participant projects that real gross domestic product (GDP) however, that these confidence intervals are not strictly con-
and total consumer prices will rise steadily at annual rates of, sistent with the projections for the federal funds rate, as these
respectively, 3 percent and 2 percent. If the uncertainty at- projections are not forecasts of the most likely quarterly out-
tending those projections is similar to that experienced in the comes but rather are projections of participants’ individual as-
past and the risks around the projections are broadly bal- sessments of appropriate monetary policy and are on an end-
anced, the numbers reported in table 2 would imply a prob- of-year basis. However, the forecast errors should provide a
ability of about 70 percent that actual GDP would expand sense of the uncertainty around the future path of the federal
within a range of 1.6 to 4.4 percent in the current year and funds rate generated by the uncertainty about the macroeco-
1.1 to 4.9 percent in the second and third years. The corre- nomic variables as well as additional adjustments to monetary
sponding 70 percent confidence intervals for overall infla- policy that would be appropriate to offset the effects of
tion would be 1.1 to 2.9 percent in the current year, 1.0 to shocks to the economy.
3.0 percent in the second year, and 0.9 to 3.1 percent in the If at some point in the future the confidence interval
third year. Figures 4.A through 4.C illustrate these confi- around the federal funds rate were to extend below zero, it
dence bounds in “fan charts” that are symmetric and cen- would be truncated at zero for purposes of the fan chart
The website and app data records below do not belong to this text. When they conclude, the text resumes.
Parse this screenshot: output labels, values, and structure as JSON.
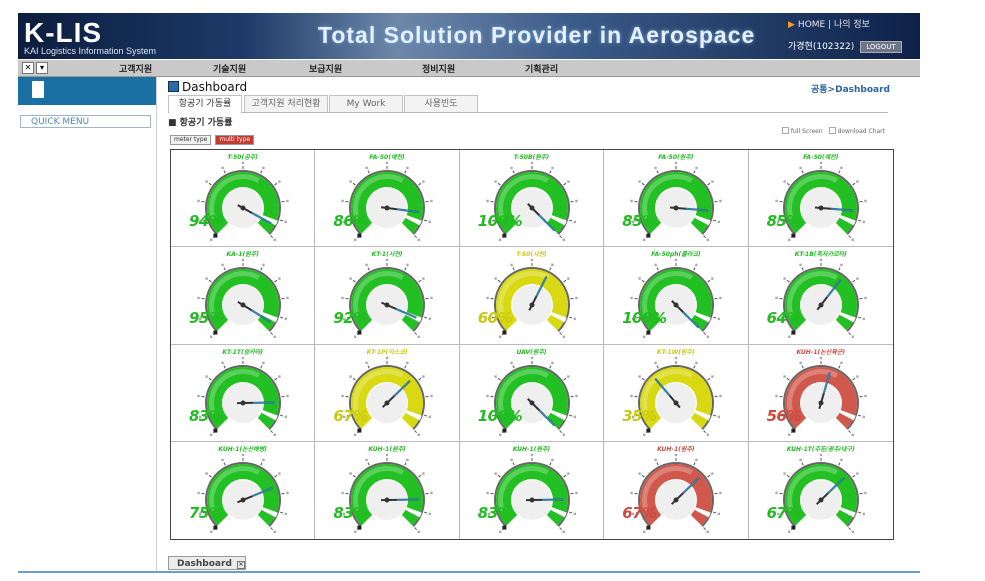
{
  "header": {
    "logo": "K-LIS",
    "logo_sub": "KAI Logistics Information System",
    "slogan": "Total Solution Provider in Aerospace",
    "links": "HOME | 나의 정보",
    "user": "가경현(102322)",
    "logout": "LOGOUT"
  },
  "nav": {
    "items": [
      "고객지원",
      "기술지원",
      "보급지원",
      "정비지원",
      "기획관리"
    ]
  },
  "sidebar": {
    "quick_menu": "QUICK MENU"
  },
  "page": {
    "title": "Dashboard",
    "breadcrumb": "공통>Dashboard",
    "section_title": "■ 항공기 가동률",
    "type_meter": "meter type",
    "type_multi": "multi type",
    "full_screen": "full Screen",
    "download_chart": "download Chart",
    "footer_tab": "Dashboard"
  },
  "tabs": [
    "항공기 가동률",
    "고객지원 처리현황",
    "My Work",
    "사용빈도"
  ],
  "active_tab": 0,
  "colors": {
    "green": "#22c022",
    "yellow": "#d8d813",
    "red": "#d0584c",
    "accent_blue": "#1a6fa3"
  },
  "gauges": [
    {
      "label": "T-50(공주)",
      "value": 94,
      "color": "green"
    },
    {
      "label": "FA-50(예천)",
      "value": 86,
      "color": "green"
    },
    {
      "label": "T-50B(원주)",
      "value": 100,
      "color": "green"
    },
    {
      "label": "FA-50(원주)",
      "value": 85,
      "color": "green"
    },
    {
      "label": "FA-50(예천)",
      "value": 85,
      "color": "green"
    },
    {
      "label": "KA-1(원주)",
      "value": 95,
      "color": "green"
    },
    {
      "label": "KT-1(사천)",
      "value": 92,
      "color": "green"
    },
    {
      "label": "T-50(사천)",
      "value": 60,
      "color": "yellow"
    },
    {
      "label": "FA-50ph(클라크)",
      "value": 100,
      "color": "green"
    },
    {
      "label": "KT-1B(족자카르타)",
      "value": 64,
      "color": "green"
    },
    {
      "label": "KT-1T(앙카라)",
      "value": 83,
      "color": "green"
    },
    {
      "label": "KT-1P(익스코)",
      "value": 67,
      "color": "yellow"
    },
    {
      "label": "UAV(원주)",
      "value": 100,
      "color": "green"
    },
    {
      "label": "KT-1W(원주)",
      "value": 35,
      "color": "yellow"
    },
    {
      "label": "KUH-1(논산육군)",
      "value": 56,
      "color": "red"
    },
    {
      "label": "KUH-1(논산해병)",
      "value": 75,
      "color": "green"
    },
    {
      "label": "KUH-1(원주)",
      "value": 83,
      "color": "green"
    },
    {
      "label": "KUH-1(원주)",
      "value": 83,
      "color": "green"
    },
    {
      "label": "KUH-1(원주)",
      "value": 67,
      "color": "red"
    },
    {
      "label": "KUH-1T(주둔/광주/대구)",
      "value": 67,
      "color": "green"
    }
  ]
}
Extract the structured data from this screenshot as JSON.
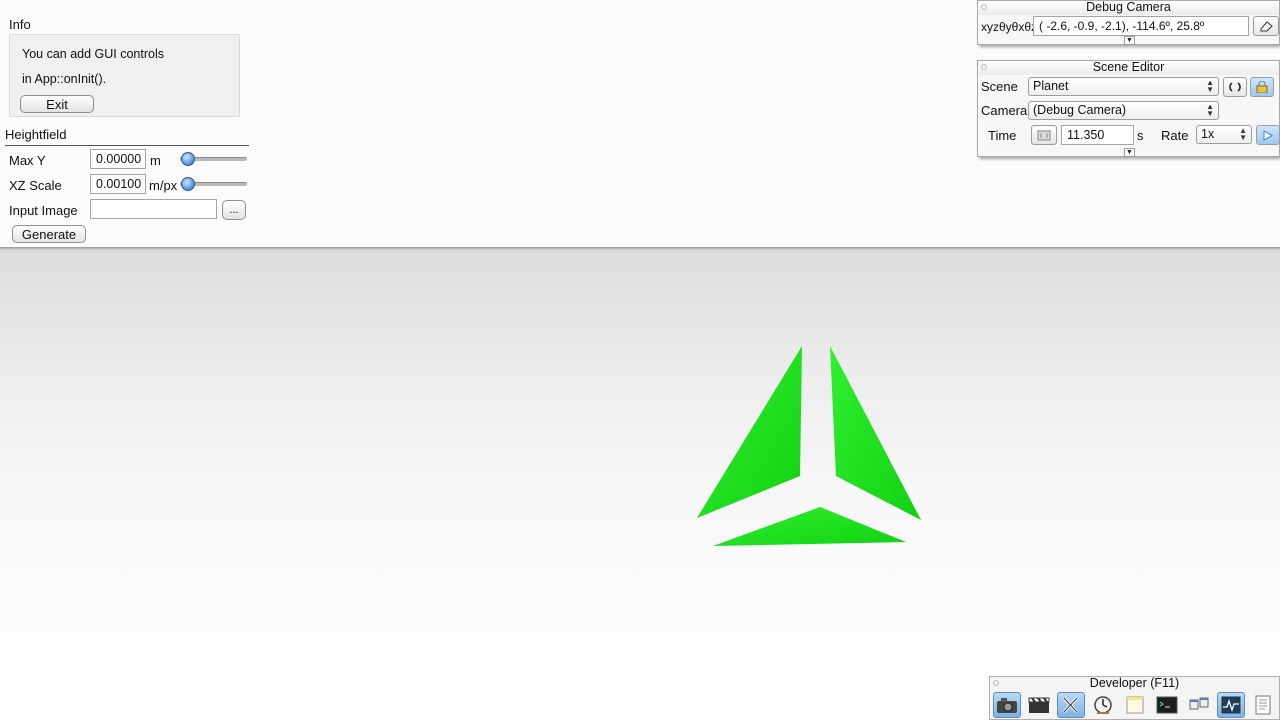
{
  "info_panel": {
    "title": "Info",
    "line1": "You can add GUI controls",
    "line2": "in App::onInit().",
    "exit_label": "Exit"
  },
  "heightfield": {
    "title": "Heightfield",
    "max_y": {
      "label": "Max Y",
      "value": "0.00000",
      "unit": "m",
      "slider": 0.0
    },
    "xz_scale": {
      "label": "XZ Scale",
      "value": "0.00100",
      "unit": "m/px",
      "slider": 0.0
    },
    "input_image": {
      "label": "Input Image",
      "value": "",
      "browse_label": "..."
    },
    "generate_label": "Generate"
  },
  "debug_camera": {
    "title": "Debug Camera",
    "label": "xyzθyθxθz",
    "value": "( -2.6,  -0.9,  -2.1), -114.6º,  25.8º"
  },
  "scene_editor": {
    "title": "Scene Editor",
    "scene_label": "Scene",
    "scene_value": "Planet",
    "camera_label": "Camera",
    "camera_value": "(Debug Camera)",
    "time_label": "Time",
    "time_value": "11.350",
    "time_unit": "s",
    "rate_label": "Rate",
    "rate_value": "1x"
  },
  "developer": {
    "title": "Developer (F11)",
    "tools": [
      "camera-icon",
      "clapperboard-icon",
      "tools-icon",
      "clock-icon",
      "note-icon",
      "terminal-icon",
      "windows-icon",
      "profiler-icon",
      "document-icon"
    ]
  },
  "colors": {
    "model_green": "#1ee01e",
    "slider_blue": "#4e8fd8"
  }
}
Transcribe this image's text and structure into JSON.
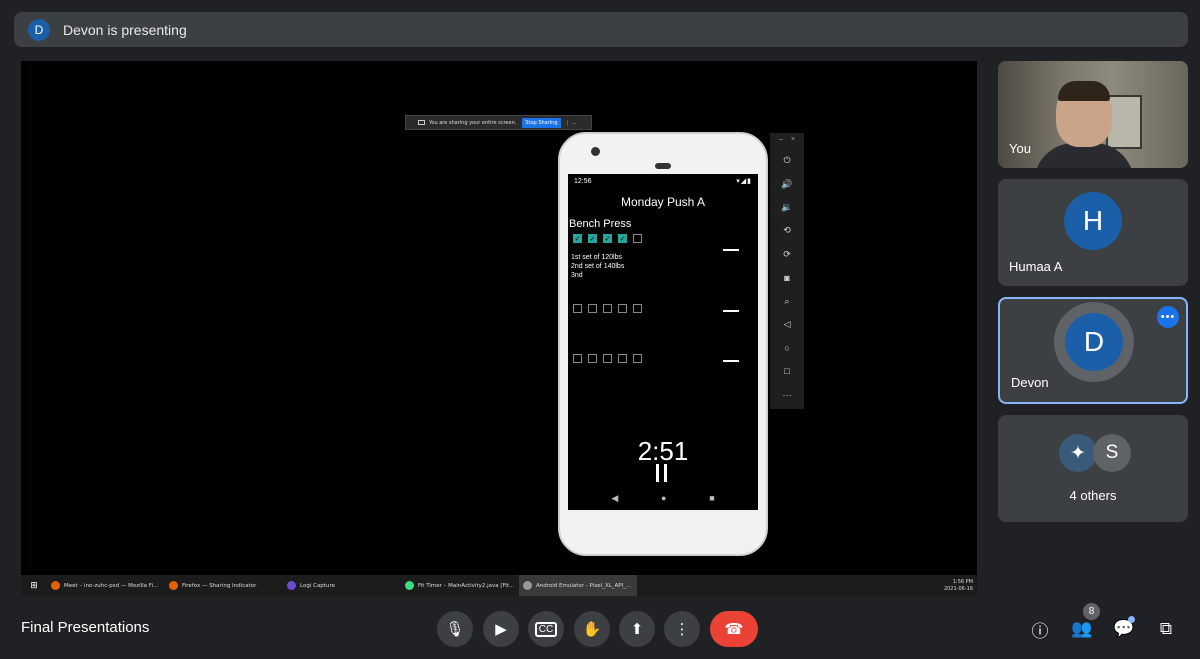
{
  "presenting_bar": {
    "avatar_initial": "D",
    "text": "Devon is presenting"
  },
  "shared_screen": {
    "share_banner": {
      "text": "You are sharing your entire screen.",
      "stop_label": "Stop Sharing",
      "more_label": "..."
    },
    "phone_app": {
      "status_time": "12:56",
      "status_icons": "▾◢▮",
      "title": "Monday Push A",
      "exercise": "Bench Press",
      "set_lines": [
        "1st set of 120lbs",
        "2nd set of 140lbs",
        "3nd"
      ],
      "checkbox_rows": [
        [
          true,
          true,
          true,
          true,
          false
        ],
        [
          false,
          false,
          false,
          false,
          false
        ],
        [
          false,
          false,
          false,
          false,
          false
        ]
      ],
      "timer": "2:51",
      "nav": {
        "back": "◀",
        "home": "●",
        "recents": "■"
      }
    },
    "emulator_toolbar": {
      "minimize": "–",
      "close": "×",
      "icons": [
        "power-icon",
        "volume-up-icon",
        "volume-down-icon",
        "rotate-left-icon",
        "rotate-right-icon",
        "camera-icon",
        "zoom-icon",
        "back-icon",
        "home-icon",
        "overview-icon",
        "more-icon"
      ]
    },
    "taskbar": {
      "items": [
        {
          "label": "Meet – ino-zuhc-psd — Mozilla Fi...",
          "color": "#e66000",
          "active": false
        },
        {
          "label": "Firefox — Sharing Indicator",
          "color": "#e66000",
          "active": false
        },
        {
          "label": "Logi Capture",
          "color": "#6c4cd6",
          "active": false
        },
        {
          "label": "Fit Timer – MainActivity2.java [Fit...",
          "color": "#3ddc84",
          "active": false
        },
        {
          "label": "Android Emulator - Pixel_XL_API_...",
          "color": "#999999",
          "active": true
        }
      ],
      "time": "1:56 PM",
      "date": "2021-06-16"
    }
  },
  "participants": [
    {
      "name": "You",
      "type": "video"
    },
    {
      "name": "Humaa A",
      "initial": "H",
      "type": "avatar"
    },
    {
      "name": "Devon",
      "initial": "D",
      "type": "avatar",
      "selected": true
    },
    {
      "label": "4 others",
      "initial": "S",
      "type": "group"
    }
  ],
  "bottom_bar": {
    "meeting_name": "Final Presentations",
    "people_count": "8"
  },
  "colors": {
    "accent": "#8ab4f8",
    "end_call": "#ea4335",
    "avatar": "#1a5fa7",
    "checkbox_on": "#26a69a"
  }
}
tered on the medians of FOMC participants’ projections for shown in figure 5; zero is the bottom of the lowest target
GDP growth, the unemployment rate, and inflation. How- range for the federal funds rate that has been adopted by the
ever, in some instances, the risks around the projections may Committee in the past. This approach to the construction of
not be symmetric. In particular, the unemployment rate can- the federal funds rate fan chart would be merely a convention;
not be negative; furthermore, the risks around a particular it would not have any implications for possible future policy
projection might be tilted to either the upside or the down- decisions regarding the use of negative interest rates to pro-
side, in which case the corresponding fan chart would be vide additional monetary policy accommodation if doing so
asymmetrically positioned around the median projection. were appropriate. In such situations, the Committee could
Because current conditions may differ from those that also employ other tools, including forward guidance and asset
prevailed, on average, over history, participants provide purchases, to provide additional accommodation.
judgments as to whether the uncertainty attached to their While figures 4.A through 4.C provide information on
projections of each economic variable is greater than, smaller the uncertainty around the economic projections, figure 1
than, or broadly similar to typical levels of forecast uncer- provides information on the range of views across FOMC
tainty seen in the past 20 years, as presented in table 2 and participants. A comparison of figure 1 with figures 4.A
reflected in the widths of the confidence intervals shown in through 4.C shows that the dispersion of the projections
the top panels of figures 4.A through 4.C. Participants’ cur- across participants is much smaller than the average forecast
rent assessments of the uncertainty surrounding their projec- errors over the past 20 years.